Cob COB is the building strategy I studied in 1996 with the wonderful Cob Cottage Company. It is simply sand, clay and straw. More details below. Here is a picture of that first course, and the project we worked on for 3 weeks. I am the short one, 2nd from the upper left. This was my start. ( I don’t know where this picture went, alas)
Since then I have built with cob, co-creating numerous projects. Below is a Cob Garden Wall being constructed on the Hobbit Sauna. A group of Waldorf 3rd grade students were participating that day.
Also on site are several Earth Ovens and Rocket Stoves built of cob. It is a wonderful local sculptural strong material.
10 second Clay Stomping video by Abdul Al-Fraih !
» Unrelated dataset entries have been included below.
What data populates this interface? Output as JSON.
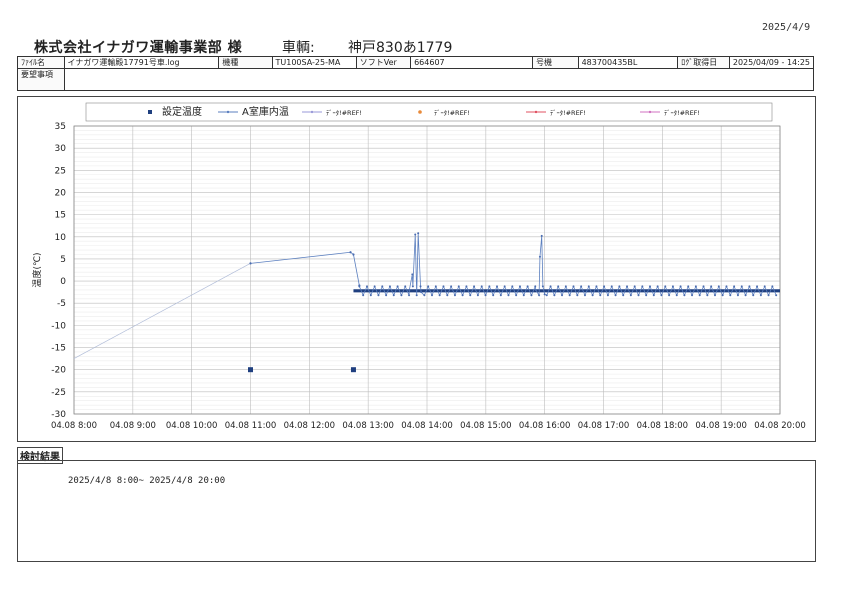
{
  "header": {
    "print_date": "2025/4/9",
    "company": "株式会社イナガワ運輸事業部 様",
    "vehicle_label": "車輌:",
    "vehicle_no": "神戸830あ1779"
  },
  "info": {
    "file_label": "ﾌｧｲﾙ名",
    "file_value": "イナガワ運輸殿17791号車.log",
    "model_label": "機種",
    "model_value": "TU100SA-25-MA",
    "soft_label": "ソフトVer",
    "soft_value": "664607",
    "unit_label": "号機",
    "unit_value": "483700435BL",
    "log_label": "ﾛｸﾞ取得日",
    "log_value": "2025/04/09 - 14:25",
    "request_label": "要望事項"
  },
  "chart_data": {
    "type": "line",
    "ylabel": "温度(℃)",
    "ylim": [
      -30,
      35
    ],
    "yticks": [
      "35",
      "30",
      "25",
      "20",
      "15",
      "10",
      "5",
      "0",
      "-5",
      "-10",
      "-15",
      "-20",
      "-25",
      "-30"
    ],
    "xticks": [
      "04.08 8:00",
      "04.08 9:00",
      "04.08 10:00",
      "04.08 11:00",
      "04.08 12:00",
      "04.08 13:00",
      "04.08 14:00",
      "04.08 15:00",
      "04.08 16:00",
      "04.08 17:00",
      "04.08 18:00",
      "04.08 19:00",
      "04.08 20:00"
    ],
    "legend": [
      {
        "label": "設定温度",
        "color": "#1f3f7f",
        "marker": "square"
      },
      {
        "label": "A室庫内温",
        "color": "#5b7fbf",
        "marker": "line"
      },
      {
        "label": "ﾃﾞｰﾀ!#REF!",
        "color": "#9a9ad8",
        "marker": "line"
      },
      {
        "label": "ﾃﾞｰﾀ!#REF!",
        "color": "#e88a3a",
        "marker": "dot"
      },
      {
        "label": "ﾃﾞｰﾀ!#REF!",
        "color": "#e05060",
        "marker": "line"
      },
      {
        "label": "ﾃﾞｰﾀ!#REF!",
        "color": "#d070c0",
        "marker": "line"
      }
    ],
    "setpoint_series": {
      "name": "設定温度",
      "points": [
        [
          11.0,
          -20
        ],
        [
          12.75,
          -20
        ],
        [
          12.75,
          -2.2
        ],
        [
          20.0,
          -2.2
        ]
      ]
    },
    "temp_series": {
      "name": "A室庫内温",
      "points": [
        [
          7.95,
          -17.5
        ],
        [
          11.0,
          4.0
        ],
        [
          12.7,
          6.5
        ],
        [
          12.75,
          6.0
        ],
        [
          12.85,
          -1.0
        ],
        [
          13.0,
          -1.5
        ],
        [
          13.7,
          -2
        ],
        [
          13.75,
          1.5
        ],
        [
          13.8,
          10.5
        ],
        [
          13.85,
          10.8
        ],
        [
          13.9,
          -2.5
        ],
        [
          15.85,
          -2
        ],
        [
          15.92,
          5.5
        ],
        [
          15.95,
          10.2
        ],
        [
          16.0,
          -3
        ]
      ],
      "oscillation": {
        "start": 12.85,
        "end": 20.0,
        "high": -1.2,
        "low": -3.2,
        "period": 0.13
      }
    }
  },
  "result": {
    "title": "検討結果",
    "text": "2025/4/8 8:00~ 2025/4/8 20:00"
  }
}
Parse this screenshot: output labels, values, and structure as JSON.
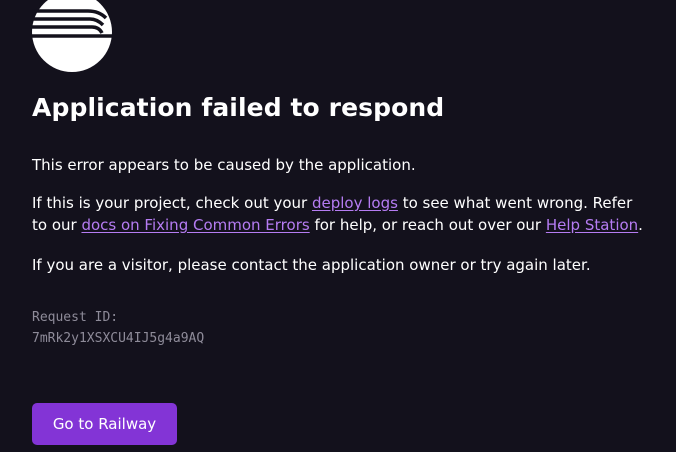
{
  "logo": {
    "icon": "railway-train-icon"
  },
  "title": "Application failed to respond",
  "messages": {
    "cause": "This error appears to be caused by the application.",
    "project_prefix": "If this is your project, check out your ",
    "deploy_logs_link": "deploy logs",
    "project_middle": " to see what went wrong. Refer to our ",
    "docs_link": "docs on Fixing Common Errors",
    "project_help": " for help, or reach out over our ",
    "help_station_link": "Help Station",
    "project_suffix": ".",
    "visitor": "If you are a visitor, please contact the application owner or try again later."
  },
  "request": {
    "label": "Request ID:",
    "id": "7mRk2y1XSXCU4IJ5g4a9AQ"
  },
  "button": {
    "label": "Go to Railway"
  },
  "colors": {
    "background": "#13111c",
    "link": "#b57cf2",
    "button": "#8334d6",
    "muted": "#8e8b99"
  }
}
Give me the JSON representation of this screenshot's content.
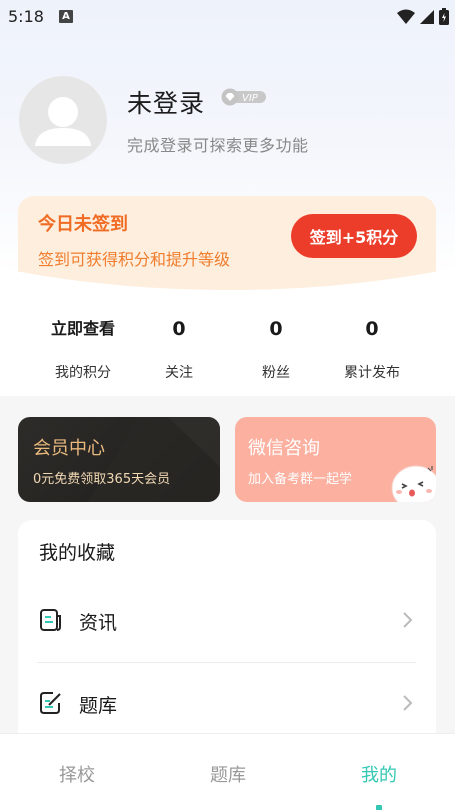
{
  "status_bar": {
    "time": "5:18",
    "notification_icon": "A",
    "icons": [
      "wifi-icon",
      "signal-icon",
      "battery-icon"
    ]
  },
  "profile": {
    "username": "未登录",
    "vip_badge": "VIP",
    "hint": "完成登录可探索更多功能"
  },
  "sign_in": {
    "title": "今日未签到",
    "subtitle": "签到可获得积分和提升等级",
    "button": "签到+5积分"
  },
  "stats": [
    {
      "value": "立即查看",
      "label": "我的积分"
    },
    {
      "value": "0",
      "label": "关注"
    },
    {
      "value": "0",
      "label": "粉丝"
    },
    {
      "value": "0",
      "label": "累计发布"
    }
  ],
  "promos": {
    "vip": {
      "title": "会员中心",
      "subtitle": "0元免费领取365天会员"
    },
    "wechat": {
      "title": "微信咨询",
      "subtitle": "加入备考群一起学"
    }
  },
  "favorites": {
    "title": "我的收藏",
    "items": [
      {
        "label": "资讯",
        "icon": "news-icon"
      },
      {
        "label": "题库",
        "icon": "question-bank-icon"
      }
    ]
  },
  "bottom_nav": {
    "items": [
      {
        "label": "择校",
        "active": false
      },
      {
        "label": "题库",
        "active": false
      },
      {
        "label": "我的",
        "active": true
      }
    ]
  },
  "colors": {
    "accent": "#34c8b4",
    "sign_button": "#ec3d2a",
    "sign_text": "#f06b23",
    "vip_gold": "#e9b97e",
    "wechat_bg": "#fbb0a0"
  }
}
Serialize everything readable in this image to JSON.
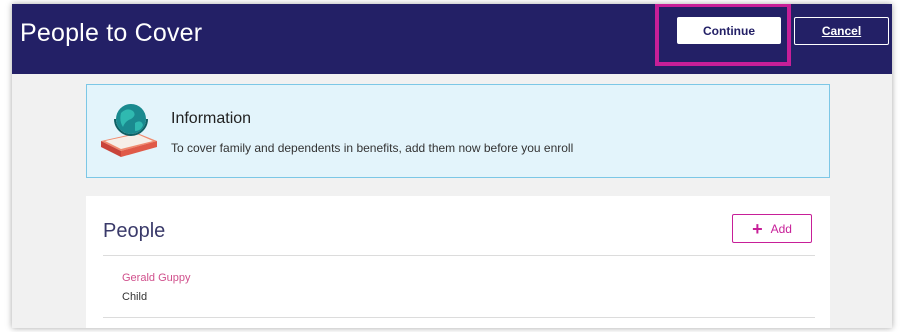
{
  "header": {
    "title": "People to Cover",
    "continue_label": "Continue",
    "cancel_label": "Cancel"
  },
  "info": {
    "title": "Information",
    "text": "To cover family and dependents in benefits, add them now before you enroll",
    "icon": "book-globe-icon"
  },
  "people": {
    "title": "People",
    "add_label": "Add",
    "items": [
      {
        "name": "Gerald Guppy",
        "role": "Child"
      }
    ]
  },
  "colors": {
    "header_bg": "#232066",
    "accent": "#c71f98",
    "info_bg": "#e3f4fb",
    "info_border": "#7cc7e6"
  }
}
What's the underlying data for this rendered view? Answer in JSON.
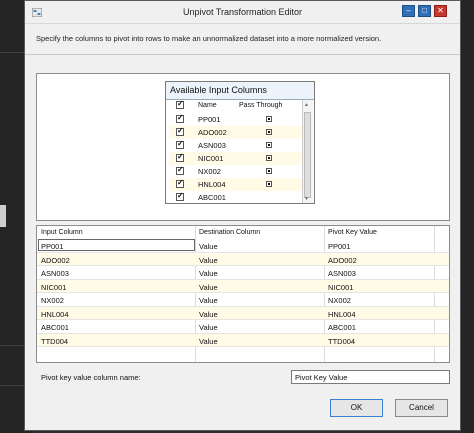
{
  "window": {
    "title": "Unpivot Transformation Editor",
    "description": "Specify the columns to pivot into rows to make an unnormalized dataset into a more normalized version.",
    "minimize_label": "–",
    "maximize_label": "□",
    "close_label": "✕"
  },
  "available_columns": {
    "title": "Available Input Columns",
    "header_name": "Name",
    "header_pass": "Pass Through",
    "items": [
      {
        "name": "PP001"
      },
      {
        "name": "ADO002"
      },
      {
        "name": "ASN003"
      },
      {
        "name": "NIC001"
      },
      {
        "name": "NX002"
      },
      {
        "name": "HNL004"
      },
      {
        "name": "ABC001"
      }
    ]
  },
  "mapping": {
    "headers": {
      "input": "Input Column",
      "destination": "Destination Column",
      "pivot": "Pivot Key Value"
    },
    "rows": [
      {
        "input": "PP001",
        "destination": "Value",
        "pivot": "PP001"
      },
      {
        "input": "ADO002",
        "destination": "Value",
        "pivot": "ADO002"
      },
      {
        "input": "ASN003",
        "destination": "Value",
        "pivot": "ASN003"
      },
      {
        "input": "NIC001",
        "destination": "Value",
        "pivot": "NIC001"
      },
      {
        "input": "NX002",
        "destination": "Value",
        "pivot": "NX002"
      },
      {
        "input": "HNL004",
        "destination": "Value",
        "pivot": "HNL004"
      },
      {
        "input": "ABC001",
        "destination": "Value",
        "pivot": "ABC001"
      },
      {
        "input": "TTD004",
        "destination": "Value",
        "pivot": "TTD004"
      }
    ]
  },
  "pivot_key": {
    "label": "Pivot key value column name:",
    "value": "Pivot Key Value"
  },
  "buttons": {
    "ok": "OK",
    "cancel": "Cancel"
  }
}
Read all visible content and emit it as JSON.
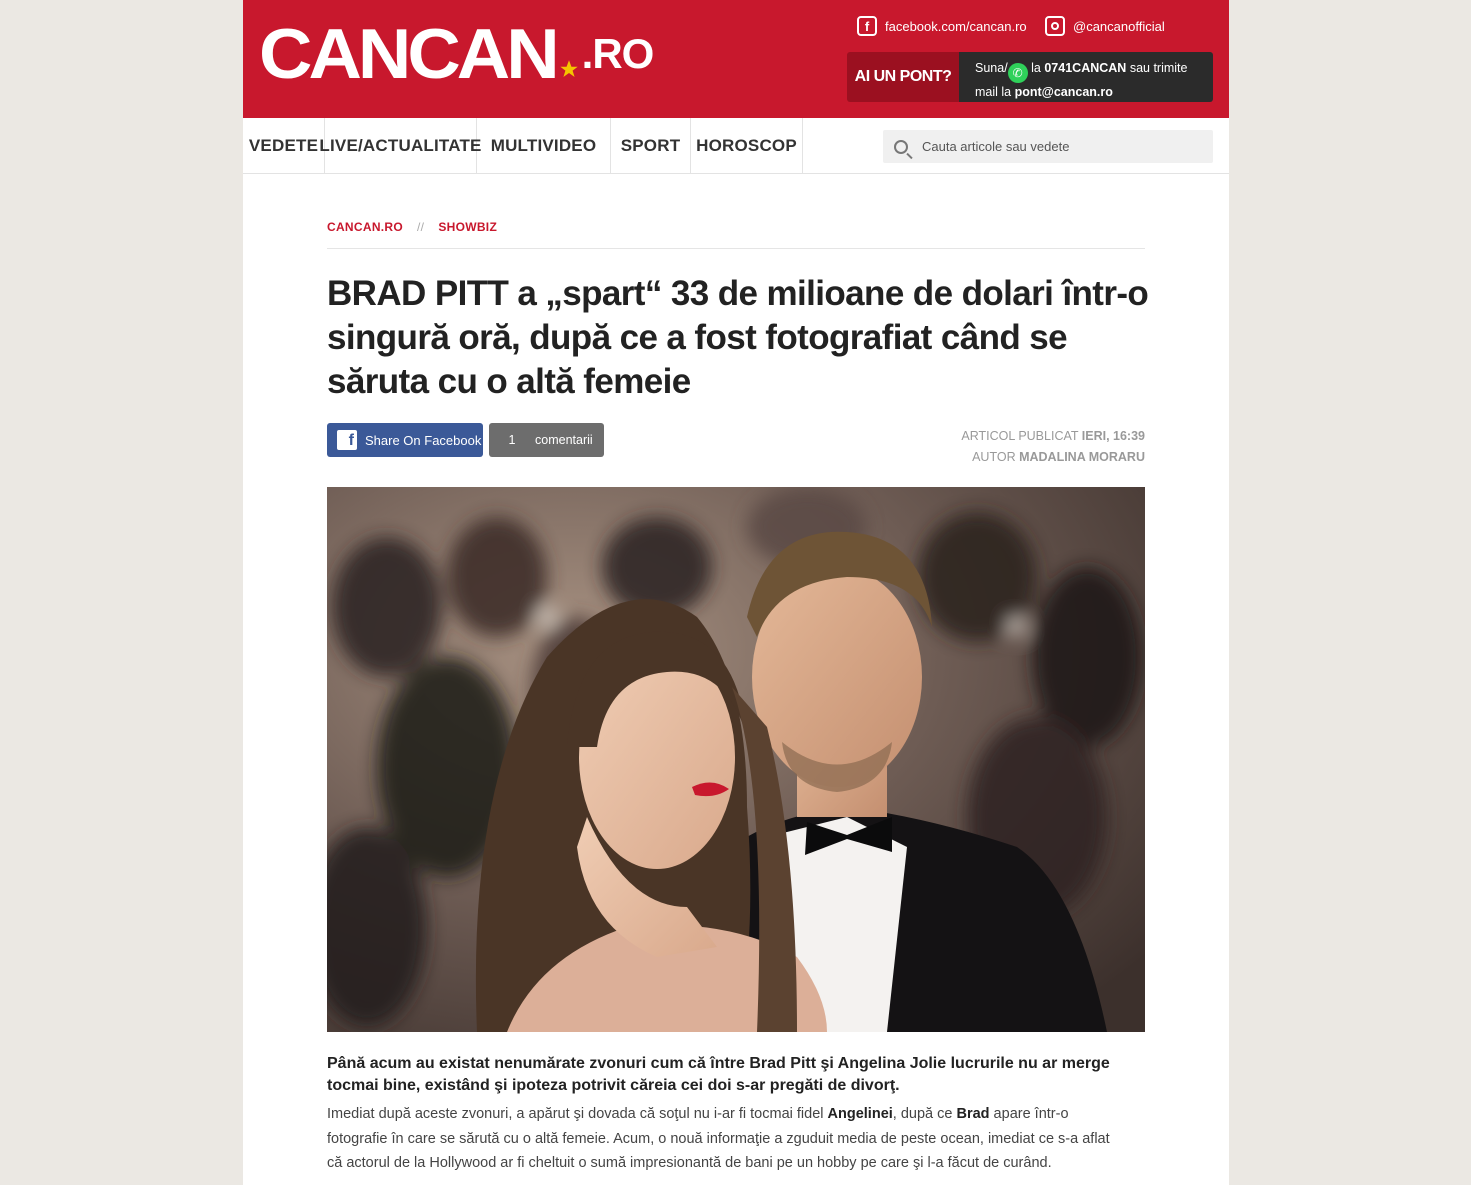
{
  "header": {
    "logo_main": "CANCAN",
    "logo_tld": ".RO",
    "facebook_label": "facebook.com/cancan.ro",
    "instagram_label": "@cancanofficial",
    "pont_label": "AI UN PONT?",
    "pont_line1_a": "Suna/",
    "pont_line1_b": " la ",
    "pont_phone": "0741CANCAN",
    "pont_line1_c": " sau trimite",
    "pont_line2_a": "mail la ",
    "pont_email": "pont@cancan.ro"
  },
  "nav": {
    "items": [
      "VEDETE",
      "LIVE/ACTUALITATE",
      "MULTIVIDEO",
      "SPORT",
      "HOROSCOP"
    ],
    "search_placeholder": "Cauta articole sau vedete"
  },
  "breadcrumb": {
    "home": "CANCAN.RO",
    "separator": "//",
    "section": "SHOWBIZ"
  },
  "article": {
    "title": "BRAD PITT a „spart“ 33 de milioane de dolari într-o singură oră, după ce a fost fotografiat când se săruta cu o altă femeie",
    "share_label": "Share On Facebook",
    "comments_count": "1",
    "comments_label": "comentarii",
    "published_label": "ARTICOL PUBLICAT ",
    "published_value": "IERI, 16:39",
    "author_label": "AUTOR ",
    "author_value": "MADALINA MORARU",
    "lead": "Până acum au existat nenumărate zvonuri cum că între Brad Pitt şi Angelina Jolie lucrurile nu ar merge tocmai bine, existând şi ipoteza potrivit căreia cei doi s-ar pregăti de divorţ.",
    "body_a": "Imediat după aceste zvonuri, a apărut şi dovada că soţul nu i-ar fi tocmai fidel ",
    "body_b": "Angelinei",
    "body_c": ", după ce ",
    "body_d": "Brad",
    "body_e": " apare într-o fotografie în care se sărută cu o altă femeie. Acum, o nouă informaţie a zguduit media de peste ocean, imediat ce s-a aflat că actorul de la Hollywood ar fi cheltuit o sumă impresionantă de bani pe un hobby pe care şi l-a făcut de curând."
  },
  "colors": {
    "brand_red": "#c8182d",
    "facebook_blue": "#3b5998",
    "page_bg": "#ebe8e3"
  }
}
Earth is probably still the world’s commonest building material. The word cob comes from an old English root meaning a lump or rounded mass. Cob building uses hands and feet to form lumps of earth mixed with sand and straw, a sensory and aesthetic experience similar to sculpting with clay. Cob is easy to learn and inexpensive to build. Because there are no forms, ramming, cement or rectilinear bricks, cob lends itself to organic shapes: curved walls, arches and niches. Earth homes are cool in summer, warm in winter. Cob’s resistance to rain and cold makes it ideally suited to cold climates like the Pacific Northwest, and to desert conditions.
Cob has been used for millennia even in the harsh climates of coastal Britain, at the latitude of the Aleutians. Thousands of comfortable and picturesque cob homes in England have been continuously occupied for many centuries and now command very high market values. With recent rises in the price of lumber and increasing interest in natural and environmentally safe building practices, cob is enjoying a renaissance. This ancient technology doesn’t contribute to deforestation, pollution or mining nor depend on manufactured materials or power tools. Earth is non-toxic and completely recyclable. In this age of environmental degradation, dwindling natural resources, and chemical toxins hidden in our homes, doesn’t it make sense to return to nature’s most abundant, cheap and healthy building material?